ADHD charity faces funding crisis

A charity which helps children and adults with the behavioural disorder, ADHD, may have to close because they have no money.

NI-ADD says the Belfast Health and Social Care Trust refuses to give them any more funding.

Jim Wells, head of the Assembly health committee said this was “very serious”.

“Fifty-four per cent of NI-ADD’s referrals come from the Belfast Trust who aren’t contributing a single penny towards this charity,” he said.

“Without some kind of funding from the major generator of work for the organisation, then the future looks quite bleak.”

NI-ADD, set up in Northern Ireland in 1997, charity says that its number of referrals is actually rising.

About 714 children have been helped. Research suggests that treating the condition early stems the chance of further problems in adulthood.

Sarah Salters, charity director with NI-ADD, said its current financial situation was untenable.

“From June 2007 to June 2009 we provided 214 services to Belfast Trust,” she explained.

“In terms of the money that we as an organisation have had to secure, that equates to £139,000. Of that, Belfast Trust has given us nothing.”

In a statement Belfast Trust said that it was not in a position to provide the charity with funding.

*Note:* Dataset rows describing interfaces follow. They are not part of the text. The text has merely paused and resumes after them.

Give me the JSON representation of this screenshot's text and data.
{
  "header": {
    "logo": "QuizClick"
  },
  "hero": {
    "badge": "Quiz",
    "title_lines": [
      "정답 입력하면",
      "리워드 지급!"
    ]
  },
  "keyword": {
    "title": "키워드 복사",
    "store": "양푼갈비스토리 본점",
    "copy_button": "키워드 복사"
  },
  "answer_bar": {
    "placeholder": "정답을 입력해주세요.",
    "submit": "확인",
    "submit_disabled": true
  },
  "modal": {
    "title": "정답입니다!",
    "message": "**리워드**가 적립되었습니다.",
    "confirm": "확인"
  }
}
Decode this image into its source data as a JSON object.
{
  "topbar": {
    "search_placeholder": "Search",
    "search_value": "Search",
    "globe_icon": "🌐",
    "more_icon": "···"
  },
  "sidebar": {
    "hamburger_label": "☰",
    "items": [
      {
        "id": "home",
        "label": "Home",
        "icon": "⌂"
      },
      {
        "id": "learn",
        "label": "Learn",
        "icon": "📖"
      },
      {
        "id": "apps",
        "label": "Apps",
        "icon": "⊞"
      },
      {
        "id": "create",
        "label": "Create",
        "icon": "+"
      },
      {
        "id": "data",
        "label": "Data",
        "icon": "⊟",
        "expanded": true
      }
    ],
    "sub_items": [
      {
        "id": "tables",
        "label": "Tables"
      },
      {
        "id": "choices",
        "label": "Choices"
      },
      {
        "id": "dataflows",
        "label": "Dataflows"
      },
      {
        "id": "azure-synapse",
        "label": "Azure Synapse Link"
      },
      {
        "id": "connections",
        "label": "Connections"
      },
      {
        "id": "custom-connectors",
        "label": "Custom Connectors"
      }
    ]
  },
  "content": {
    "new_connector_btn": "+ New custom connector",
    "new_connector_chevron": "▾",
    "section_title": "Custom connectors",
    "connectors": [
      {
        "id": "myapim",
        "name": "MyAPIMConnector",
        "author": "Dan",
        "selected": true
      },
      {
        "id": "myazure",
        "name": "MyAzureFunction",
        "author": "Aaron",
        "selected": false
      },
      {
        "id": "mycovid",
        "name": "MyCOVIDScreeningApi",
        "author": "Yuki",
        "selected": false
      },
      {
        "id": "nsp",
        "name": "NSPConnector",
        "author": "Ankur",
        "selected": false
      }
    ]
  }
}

The charity does receive £25,000 from the Department of Health.

Attention Deficit Hyperactive Disorder affects about 10% of school age children.